Still haven't seen The hunger games, but in the weekend we went to the glittering Roxy cinema in Miramar to see The best exotic marigold hotel. Lovely funny movie with a stellar cast cast including Maggie Smith as a bigoted old lady who comes right in the end, Judi Dench and the fabulous Bill Nighy.
The setting is also fabulous (although it's hard to get across the full assault of the senses that is India without the smell of markets and spices and flowers and cooking and rubbish and everything else), and at one stage there is a glimpse of the island hotel on the lake in Udaipur which we were once politely asked to leave, as it was obvious we were scruffy backpackers hoping for a swim in the hotel pool, not bona fide hotel guests.
(You can see why two travel-worn backpackers would not have fitted in very easily.)

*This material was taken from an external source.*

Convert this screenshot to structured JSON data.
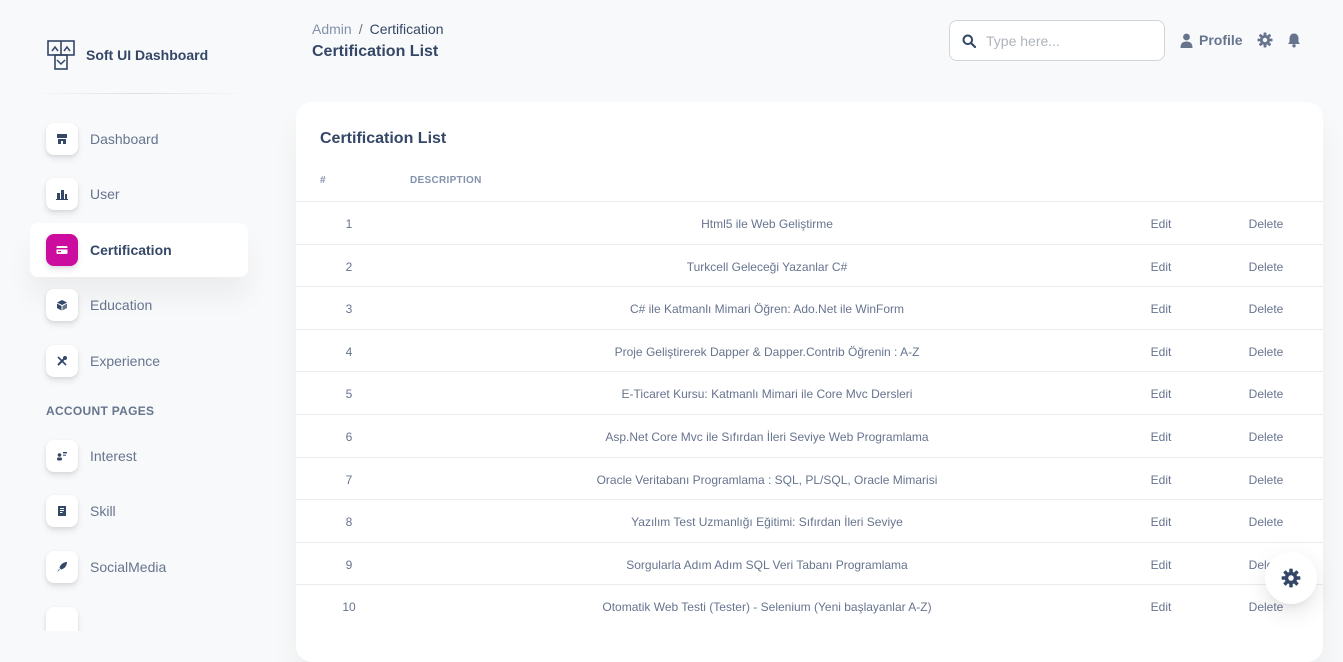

However I had no idea until the credits started to roll that the film was based on a book by Deborah Moggach called These foolish things. Google (tells you everything you want to know) put me onto her website, which includes an extract from the book - set not in Jaipur and Udaipur at all, but in Bangalore. That makes sense in terms of the call centre theme I guess, but it did make me start thinking about everything that's involved in adapting a book for a film, and how you decide what to keep and what to change and what to throw away. Somebody must have decided that Jaipur was going to be more photogenic than Bangalore, or maybe it was some other reason altogether to do with proximity to Delhi or the weather - or anything. I once went to a talk by Andrew Davies (who adapted the BBC series of Pride and Prejudice) and it was really interesting hearing him talk about just that sort of stuff, such as why the TV adaptation starts with Bingley and Darcy on horseback, and how and why the famous "wet shirt" scene came about.
Deborah Moggach has written a string of other books (Tulip fever is one) and film adaptations - she even did the film script for the Pride and Prejudice version with Keira Knightley - and her name sounded familiar so I went looking on my bookshelves and sure enough, I've got a copy of her book Close to home. But I have to admit, the main reason I keep it is because the main character, Kate, lives on Brinsley Street: "an ordinary terraced street of four-storey houses" (not ordinary at all when you live somewhere like Wellington where one-storey wooden houses cling to hillsides) and that was my maIden name. There is a village called Brinsley in the north of England and there was a Brinsley colliery where D.H. Lawrence's father once worked, so it is nice to know there is a Brinsley St too, even if only in fiction.